What is it about theological educators that allows them to get along with civility and respect in spite of wide theological diversity? I attended the recent biennial meeting of the Association of Theological Schools and was impressed with the spirit of friendship there.
In 1991 I attended the ELCA National Youth Gathering in Dallas with thousands of other high school kids from across the country and around the world for worship, service and Bible study. In addition to being fun and exciting, the trip expanded my view of and encounter with the church.
Reading through the gospel for this week is sort of a horrific treat. The beheading of John the Baptist is nothing if not a great story—drama, intrigue, tension, conflict, resolution. Even as a flashback (“John, whom I beheaded, has been raised!”) to explain Herod’s response to Jesus’ ministry, it’s the kind of story one doesn’t want to read and yet cannot stop reading. But compelling as it is, I don’t necessarily want to preach about a head on a platter.

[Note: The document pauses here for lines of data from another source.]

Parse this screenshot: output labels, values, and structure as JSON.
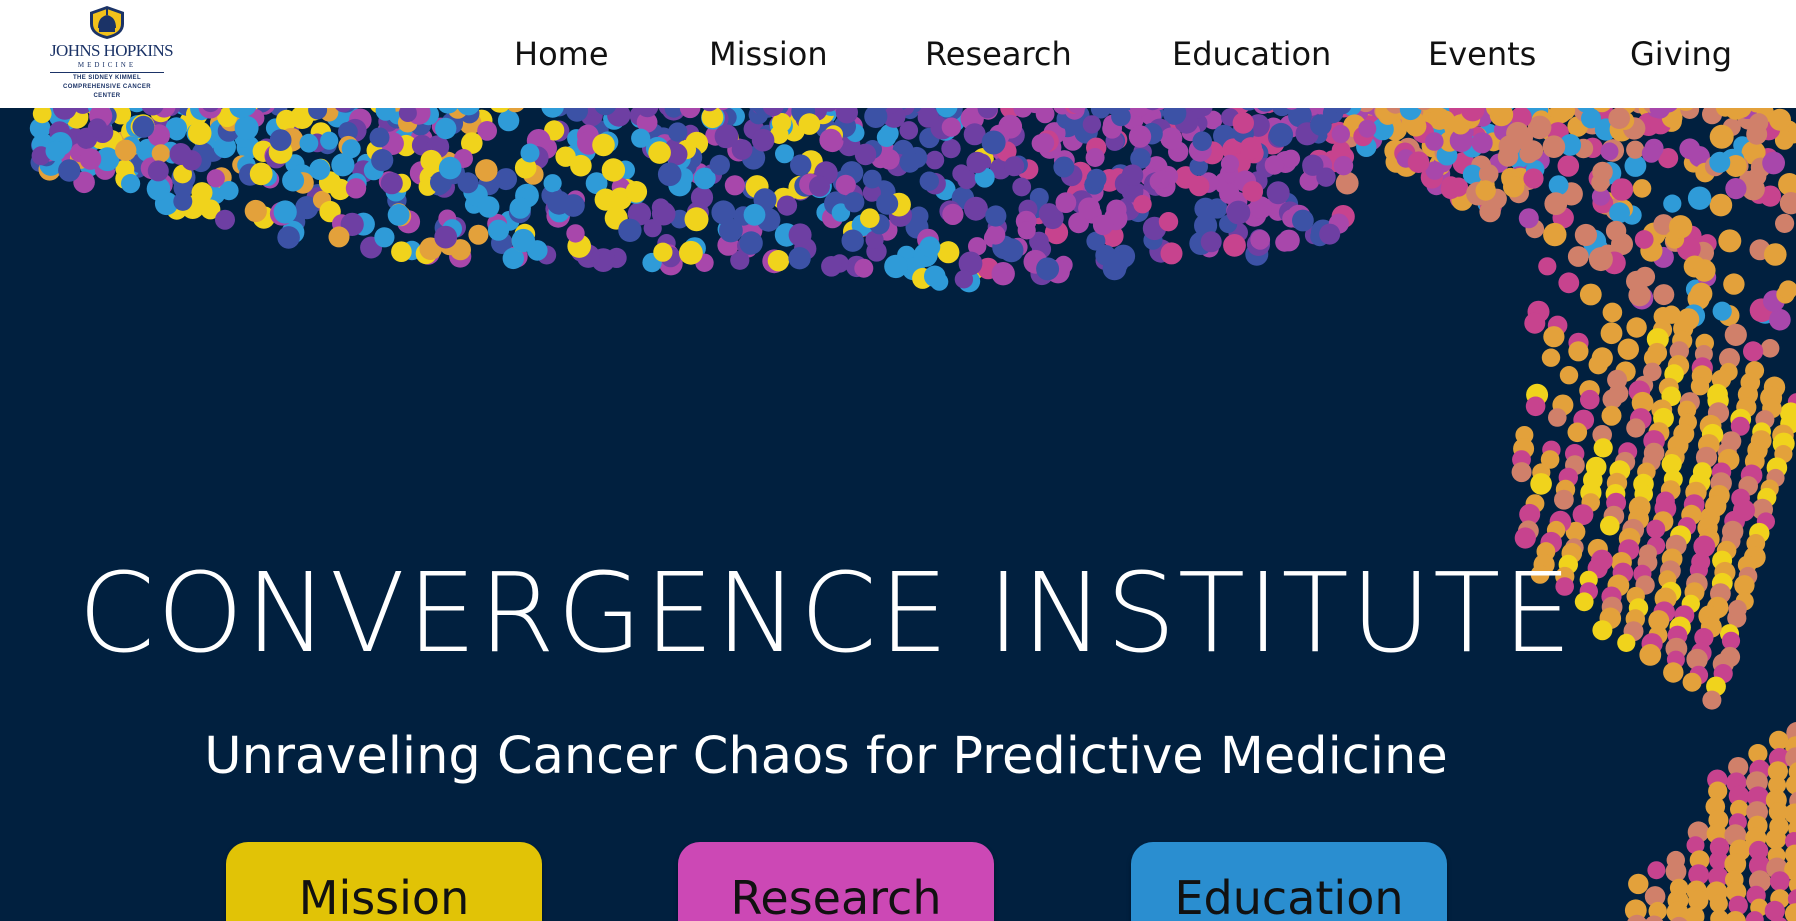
{
  "logo": {
    "name": "JOHNS HOPKINS",
    "sub": "MEDICINE",
    "center_line1": "THE SIDNEY KIMMEL",
    "center_line2": "COMPREHENSIVE CANCER",
    "center_line3": "CENTER"
  },
  "nav": {
    "items": [
      {
        "label": "Home"
      },
      {
        "label": "Mission"
      },
      {
        "label": "Research"
      },
      {
        "label": "Education"
      },
      {
        "label": "Events"
      },
      {
        "label": "Giving"
      }
    ]
  },
  "hero": {
    "title": "CONVERGENCE INSTITUTE",
    "tagline": "Unraveling Cancer Chaos for Predictive Medicine",
    "buttons": [
      {
        "label": "Mission",
        "color": "#e1c306"
      },
      {
        "label": "Research",
        "color": "#cc48b5"
      },
      {
        "label": "Education",
        "color": "#2a8ed0"
      }
    ]
  },
  "colors": {
    "background": "#01203f",
    "dot_palette": [
      "#2f9bd8",
      "#3c52a6",
      "#6e3fa3",
      "#a847ab",
      "#c7438e",
      "#d0806a",
      "#e3a13b",
      "#f0d31c"
    ]
  }
}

The United Church of Canada has decided to proceed with the review of Gretta Vosper, an ordained minister, that could lead to her being defrocked. Vosper openly says that she believes neither in God nor the Bible, going against the denomination’s ordination vows, which include belief in a triune God. Her lawyers have submitted 1,687 pages challenging the review, but the judicial committee responded with a terse, one-page response saying it saw no reason why the review, not yet scheduled, shouldn’t proceed. Vosper’s Toronto congregation is standing behind her. The review was initiated after Vosper sent an open letter to the church’s spiritual leader following the Charlie Hebdo massacre in Paris. In the letter Vosper argued that belief in God can motivate people to do bad things (Canadian Press, March 31).